ASSIGNMENT →
Repeat every entry word for word, but leave the images out of your copy.

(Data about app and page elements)
+++
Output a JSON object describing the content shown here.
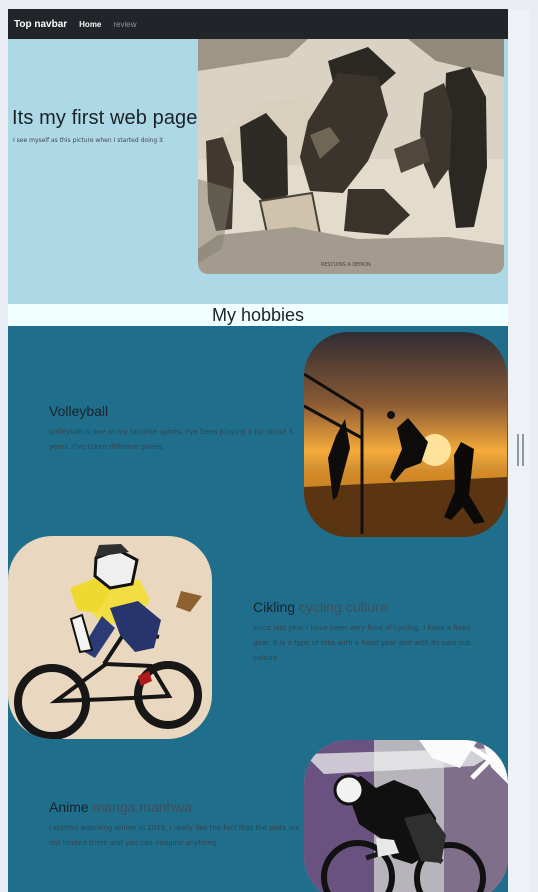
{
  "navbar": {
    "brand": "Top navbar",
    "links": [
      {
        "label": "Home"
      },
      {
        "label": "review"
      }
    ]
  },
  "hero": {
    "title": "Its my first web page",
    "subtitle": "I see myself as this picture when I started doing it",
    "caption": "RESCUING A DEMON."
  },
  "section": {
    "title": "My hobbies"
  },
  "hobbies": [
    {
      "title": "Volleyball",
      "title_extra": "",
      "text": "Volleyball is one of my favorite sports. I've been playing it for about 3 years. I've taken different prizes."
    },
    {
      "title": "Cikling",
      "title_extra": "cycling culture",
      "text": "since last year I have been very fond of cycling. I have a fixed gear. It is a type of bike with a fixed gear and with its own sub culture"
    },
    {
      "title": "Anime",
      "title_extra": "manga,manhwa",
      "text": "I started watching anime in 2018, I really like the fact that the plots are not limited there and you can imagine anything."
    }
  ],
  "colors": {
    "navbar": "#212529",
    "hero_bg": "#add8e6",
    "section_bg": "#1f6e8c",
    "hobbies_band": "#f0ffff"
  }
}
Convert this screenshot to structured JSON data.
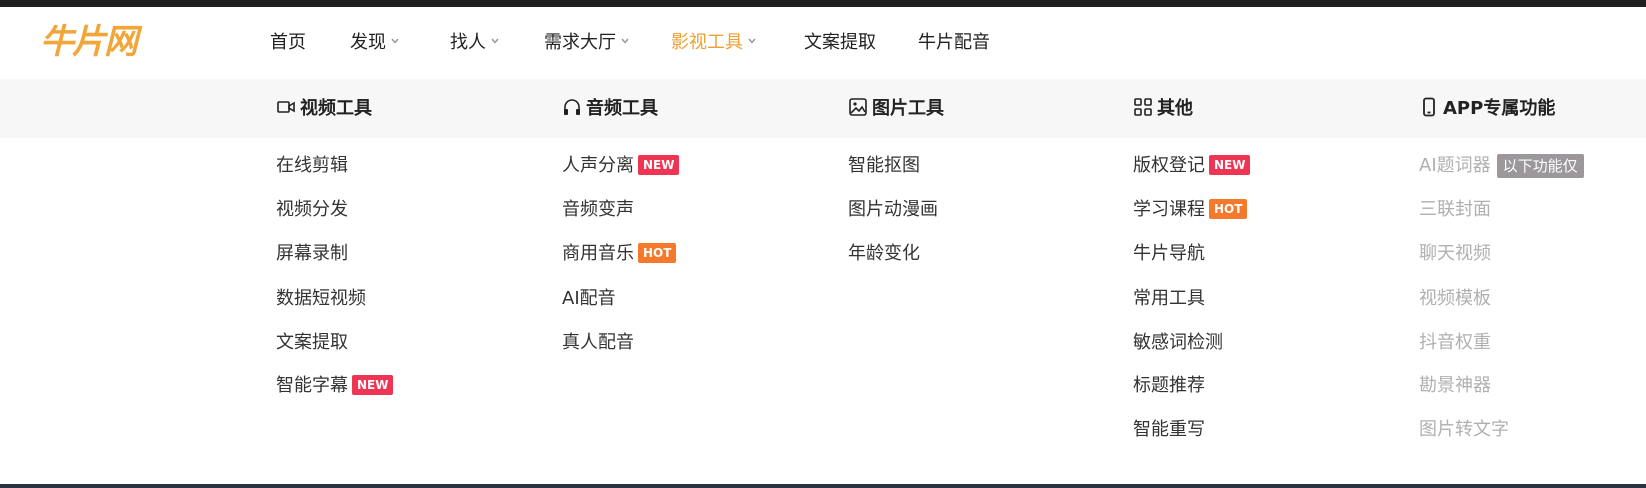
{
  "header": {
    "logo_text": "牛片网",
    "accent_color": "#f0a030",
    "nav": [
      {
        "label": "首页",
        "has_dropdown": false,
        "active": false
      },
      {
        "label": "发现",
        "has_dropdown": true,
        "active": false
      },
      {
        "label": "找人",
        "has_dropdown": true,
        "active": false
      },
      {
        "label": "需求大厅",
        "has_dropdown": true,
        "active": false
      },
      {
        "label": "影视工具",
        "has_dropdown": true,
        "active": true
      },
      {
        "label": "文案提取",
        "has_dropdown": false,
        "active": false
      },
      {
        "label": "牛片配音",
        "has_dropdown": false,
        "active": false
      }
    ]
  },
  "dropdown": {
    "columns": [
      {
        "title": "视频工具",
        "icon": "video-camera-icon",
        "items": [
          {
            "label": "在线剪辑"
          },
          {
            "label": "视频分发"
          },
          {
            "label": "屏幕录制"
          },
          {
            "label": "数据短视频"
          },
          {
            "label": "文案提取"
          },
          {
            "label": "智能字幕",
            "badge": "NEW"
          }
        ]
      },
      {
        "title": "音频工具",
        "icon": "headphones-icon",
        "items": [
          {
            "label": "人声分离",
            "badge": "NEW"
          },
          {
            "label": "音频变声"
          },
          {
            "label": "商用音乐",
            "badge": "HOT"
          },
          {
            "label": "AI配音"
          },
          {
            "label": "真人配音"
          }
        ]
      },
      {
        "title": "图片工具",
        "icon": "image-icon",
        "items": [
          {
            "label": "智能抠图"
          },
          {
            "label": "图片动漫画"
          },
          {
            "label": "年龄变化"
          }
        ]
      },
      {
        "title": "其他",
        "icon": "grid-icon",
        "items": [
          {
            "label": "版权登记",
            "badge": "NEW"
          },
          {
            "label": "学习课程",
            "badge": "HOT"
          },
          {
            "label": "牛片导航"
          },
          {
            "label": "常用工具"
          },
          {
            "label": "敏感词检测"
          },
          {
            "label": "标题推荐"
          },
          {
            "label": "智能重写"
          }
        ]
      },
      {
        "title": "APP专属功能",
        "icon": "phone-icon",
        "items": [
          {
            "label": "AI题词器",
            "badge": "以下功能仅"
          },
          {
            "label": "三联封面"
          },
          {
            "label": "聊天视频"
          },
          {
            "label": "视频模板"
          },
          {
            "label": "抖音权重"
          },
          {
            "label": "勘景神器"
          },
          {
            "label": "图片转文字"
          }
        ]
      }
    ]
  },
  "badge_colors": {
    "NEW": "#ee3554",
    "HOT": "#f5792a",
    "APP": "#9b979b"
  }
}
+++
EXERCISE RESULT →
Output a JSON object describing the content shown here.
{
  "navbar": {
    "brand": "Top navbar",
    "links": [
      {
        "label": "Home"
      },
      {
        "label": "review"
      }
    ]
  },
  "hero": {
    "title": "Its my first web page",
    "subtitle": "I see myself as this picture when I started doing it",
    "caption": "RESCUING A DEMON."
  },
  "section": {
    "title": "My hobbies"
  },
  "hobbies": [
    {
      "title": "Volleyball",
      "title_extra": "",
      "text": "Volleyball is one of my favorite sports. I've been playing it for about 3 years. I've taken different prizes."
    },
    {
      "title": "Cikling",
      "title_extra": "cycling culture",
      "text": "since last year I have been very fond of cycling. I have a fixed gear. It is a type of bike with a fixed gear and with its own sub culture"
    },
    {
      "title": "Anime",
      "title_extra": "manga,manhwa",
      "text": "I started watching anime in 2018, I really like the fact that the plots are not limited there and you can imagine anything."
    }
  ],
  "colors": {
    "navbar": "#212529",
    "hero_bg": "#add8e6",
    "section_bg": "#1f6e8c",
    "hobbies_band": "#f0ffff"
  }
}
Convert this screenshot to structured JSON data.
{
  "header": {
    "logo_text": "牛片网",
    "accent_color": "#f0a030",
    "nav": [
      {
        "label": "首页",
        "has_dropdown": false,
        "active": false
      },
      {
        "label": "发现",
        "has_dropdown": true,
        "active": false
      },
      {
        "label": "找人",
        "has_dropdown": true,
        "active": false
      },
      {
        "label": "需求大厅",
        "has_dropdown": true,
        "active": false
      },
      {
        "label": "影视工具",
        "has_dropdown": true,
        "active": true
      },
      {
        "label": "文案提取",
        "has_dropdown": false,
        "active": false
      },
      {
        "label": "牛片配音",
        "has_dropdown": false,
        "active": false
      }
    ]
  },
  "dropdown": {
    "columns": [
      {
        "title": "视频工具",
        "icon": "video-camera-icon",
        "items": [
          {
            "label": "在线剪辑"
          },
          {
            "label": "视频分发"
          },
          {
            "label": "屏幕录制"
          },
          {
            "label": "数据短视频"
          },
          {
            "label": "文案提取"
          },
          {
            "label": "智能字幕",
            "badge": "NEW"
          }
        ]
      },
      {
        "title": "音频工具",
        "icon": "headphones-icon",
        "items": [
          {
            "label": "人声分离",
            "badge": "NEW"
          },
          {
            "label": "音频变声"
          },
          {
            "label": "商用音乐",
            "badge": "HOT"
          },
          {
            "label": "AI配音"
          },
          {
            "label": "真人配音"
          }
        ]
      },
      {
        "title": "图片工具",
        "icon": "image-icon",
        "items": [
          {
            "label": "智能抠图"
          },
          {
            "label": "图片动漫画"
          },
          {
            "label": "年龄变化"
          }
        ]
      },
      {
        "title": "其他",
        "icon": "grid-icon",
        "items": [
          {
            "label": "版权登记",
            "badge": "NEW"
          },
          {
            "label": "学习课程",
            "badge": "HOT"
          },
          {
            "label": "牛片导航"
          },
          {
            "label": "常用工具"
          },
          {
            "label": "敏感词检测"
          },
          {
            "label": "标题推荐"
          },
          {
            "label": "智能重写"
          }
        ]
      },
      {
        "title": "APP专属功能",
        "icon": "phone-icon",
        "items": [
          {
            "label": "AI题词器",
            "badge": "以下功能仅"
          },
          {
            "label": "三联封面"
          },
          {
            "label": "聊天视频"
          },
          {
            "label": "视频模板"
          },
          {
            "label": "抖音权重"
          },
          {
            "label": "勘景神器"
          },
          {
            "label": "图片转文字"
          }
        ]
      }
    ]
  },
  "badge_colors": {
    "NEW": "#ee3554",
    "HOT": "#f5792a",
    "APP": "#9b979b"
  }
}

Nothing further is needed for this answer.